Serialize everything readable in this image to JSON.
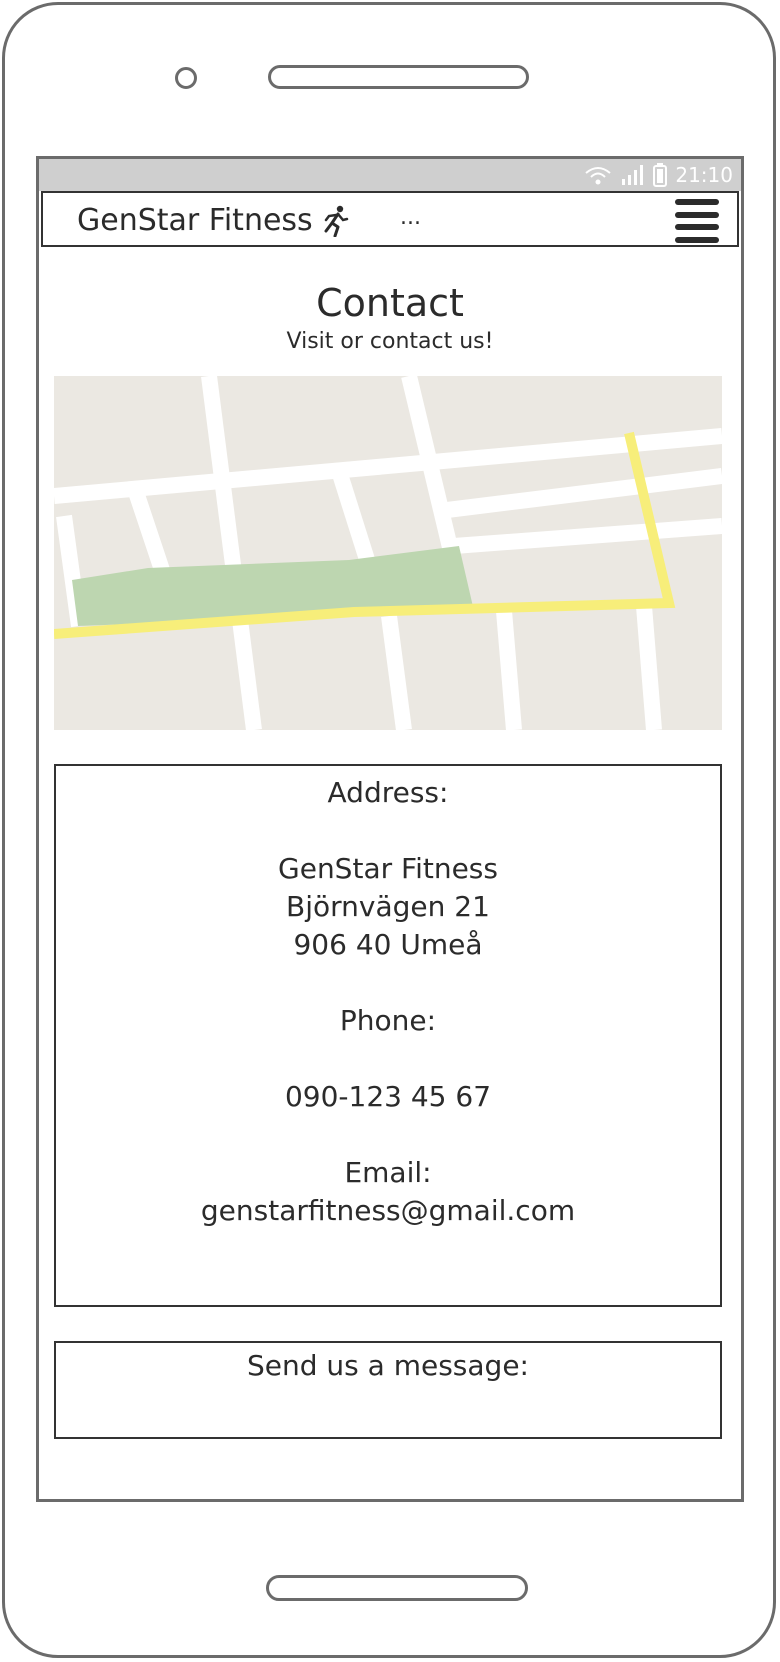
{
  "status_bar": {
    "time": "21:10"
  },
  "navbar": {
    "brand": "GenStar Fitness",
    "overflow": "..."
  },
  "page": {
    "title": "Contact",
    "subtitle": "Visit or contact us!"
  },
  "contact": {
    "address_label": "Address:",
    "address_name": "GenStar Fitness",
    "address_street": "Björnvägen 21",
    "address_city": "906 40 Umeå",
    "phone_label": "Phone:",
    "phone": "090-123 45 67",
    "email_label": "Email:",
    "email": "genstarfitness@gmail.com"
  },
  "message": {
    "label": "Send us a message:"
  },
  "icons": [
    "wifi-icon",
    "signal-icon",
    "battery-icon",
    "running-person-icon",
    "hamburger-menu-icon"
  ],
  "colors": {
    "map_background": "#ebe8e2",
    "map_park": "#bdd6b0",
    "map_highway": "#f7ee7a",
    "statusbar": "#cfcfcf"
  }
}
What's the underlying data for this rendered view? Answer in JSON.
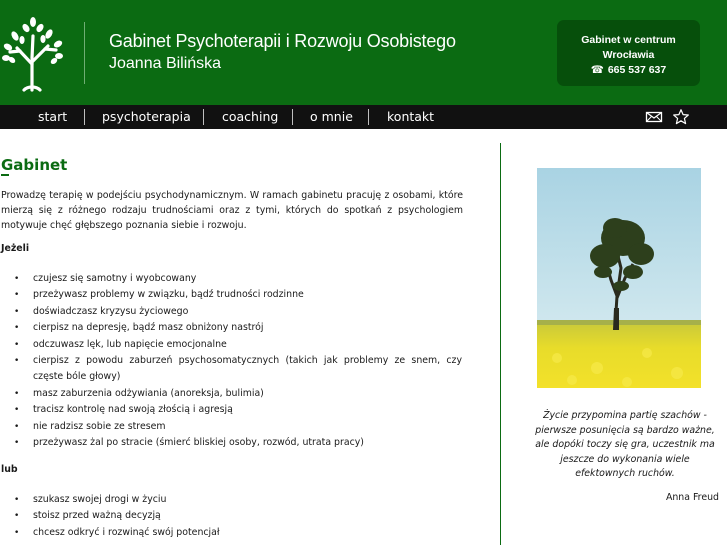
{
  "header": {
    "title": "Gabinet Psychoterapii i Rozwoju Osobistego",
    "subtitle": "Joanna Bilińska",
    "contact": {
      "line1": "Gabinet w centrum",
      "line2": "Wrocławia",
      "phone_icon": "☎",
      "phone": "665 537 637"
    },
    "logo_icon": "tree-logo-icon"
  },
  "nav": {
    "items": [
      "start",
      "psychoterapia",
      "coaching",
      "o mnie",
      "kontakt"
    ],
    "icons": [
      "envelope-icon",
      "star-icon"
    ]
  },
  "main": {
    "title": "Gabinet",
    "intro": "Prowadzę terapię w podejściu psychodynamicznym. W ramach gabinetu pracuję z osobami, które mierzą się z różnego rodzaju trudnościami oraz z tymi, których do spotkań z psychologiem motywuje chęć głębszego poznania siebie i rozwoju.",
    "section1_label": "Jeżeli",
    "list1": [
      "czujesz się samotny i wyobcowany",
      "przeżywasz problemy w związku, bądź trudności rodzinne",
      "doświadczasz kryzysu życiowego",
      "cierpisz na depresję, bądź masz obniżony nastrój",
      "odczuwasz lęk, lub napięcie emocjonalne",
      "cierpisz z powodu zaburzeń psychosomatycznych (takich jak problemy ze snem, czy częste bóle głowy)",
      "masz zaburzenia odżywiania (anoreksja, bulimia)",
      "tracisz kontrolę nad swoją złością i agresją",
      "nie radzisz sobie ze stresem",
      "przeżywasz żal po stracie (śmierć bliskiej osoby, rozwód, utrata pracy)"
    ],
    "section2_label": "lub",
    "list2": [
      "szukasz swojej drogi w życiu",
      "stoisz przed ważną decyzją",
      "chcesz odkryć i rozwinąć swój potencjał"
    ]
  },
  "sidebar": {
    "quote": "Życie przypomina partię szachów - pierwsze posunięcia są bardzo ważne, ale dopóki toczy się gra, uczestnik ma jeszcze do wykonania wiele efektownych ruchów.",
    "author": "Anna Freud"
  },
  "colors": {
    "header_green": "#0b6b12",
    "contact_box": "#064f0b",
    "nav_bg": "#111111",
    "title_green": "#0b6b12"
  }
}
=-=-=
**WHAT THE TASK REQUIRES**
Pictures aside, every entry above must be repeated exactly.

**RESPONSE AREA**
Serialize everything readable in this image to JSON.
{
  "status_bar": {
    "time": "21:10"
  },
  "navbar": {
    "brand": "GenStar Fitness",
    "overflow": "..."
  },
  "page": {
    "title": "Contact",
    "subtitle": "Visit or contact us!"
  },
  "contact": {
    "address_label": "Address:",
    "address_name": "GenStar Fitness",
    "address_street": "Björnvägen 21",
    "address_city": "906 40 Umeå",
    "phone_label": "Phone:",
    "phone": "090-123 45 67",
    "email_label": "Email:",
    "email": "genstarfitness@gmail.com"
  },
  "message": {
    "label": "Send us a message:"
  },
  "icons": [
    "wifi-icon",
    "signal-icon",
    "battery-icon",
    "running-person-icon",
    "hamburger-menu-icon"
  ],
  "colors": {
    "map_background": "#ebe8e2",
    "map_park": "#bdd6b0",
    "map_highway": "#f7ee7a",
    "statusbar": "#cfcfcf"
  }
}
What's the underlying data for this rendered view? Answer in JSON.
{
  "header": {
    "title": "Gabinet Psychoterapii i Rozwoju Osobistego",
    "subtitle": "Joanna Bilińska",
    "contact": {
      "line1": "Gabinet w centrum",
      "line2": "Wrocławia",
      "phone_icon": "☎",
      "phone": "665 537 637"
    },
    "logo_icon": "tree-logo-icon"
  },
  "nav": {
    "items": [
      "start",
      "psychoterapia",
      "coaching",
      "o mnie",
      "kontakt"
    ],
    "icons": [
      "envelope-icon",
      "star-icon"
    ]
  },
  "main": {
    "title": "Gabinet",
    "intro": "Prowadzę terapię w podejściu psychodynamicznym. W ramach gabinetu pracuję z osobami, które mierzą się z różnego rodzaju trudnościami oraz z tymi, których do spotkań z psychologiem motywuje chęć głębszego poznania siebie i rozwoju.",
    "section1_label": "Jeżeli",
    "list1": [
      "czujesz się samotny i wyobcowany",
      "przeżywasz problemy w związku, bądź trudności rodzinne",
      "doświadczasz kryzysu życiowego",
      "cierpisz na depresję, bądź masz obniżony nastrój",
      "odczuwasz lęk, lub napięcie emocjonalne",
      "cierpisz z powodu zaburzeń psychosomatycznych (takich jak problemy ze snem, czy częste bóle głowy)",
      "masz zaburzenia odżywiania (anoreksja, bulimia)",
      "tracisz kontrolę nad swoją złością i agresją",
      "nie radzisz sobie ze stresem",
      "przeżywasz żal po stracie (śmierć bliskiej osoby, rozwód, utrata pracy)"
    ],
    "section2_label": "lub",
    "list2": [
      "szukasz swojej drogi w życiu",
      "stoisz przed ważną decyzją",
      "chcesz odkryć i rozwinąć swój potencjał"
    ]
  },
  "sidebar": {
    "quote": "Życie przypomina partię szachów - pierwsze posunięcia są bardzo ważne, ale dopóki toczy się gra, uczestnik ma jeszcze do wykonania wiele efektownych ruchów.",
    "author": "Anna Freud"
  },
  "colors": {
    "header_green": "#0b6b12",
    "contact_box": "#064f0b",
    "nav_bg": "#111111",
    "title_green": "#0b6b12"
  }
}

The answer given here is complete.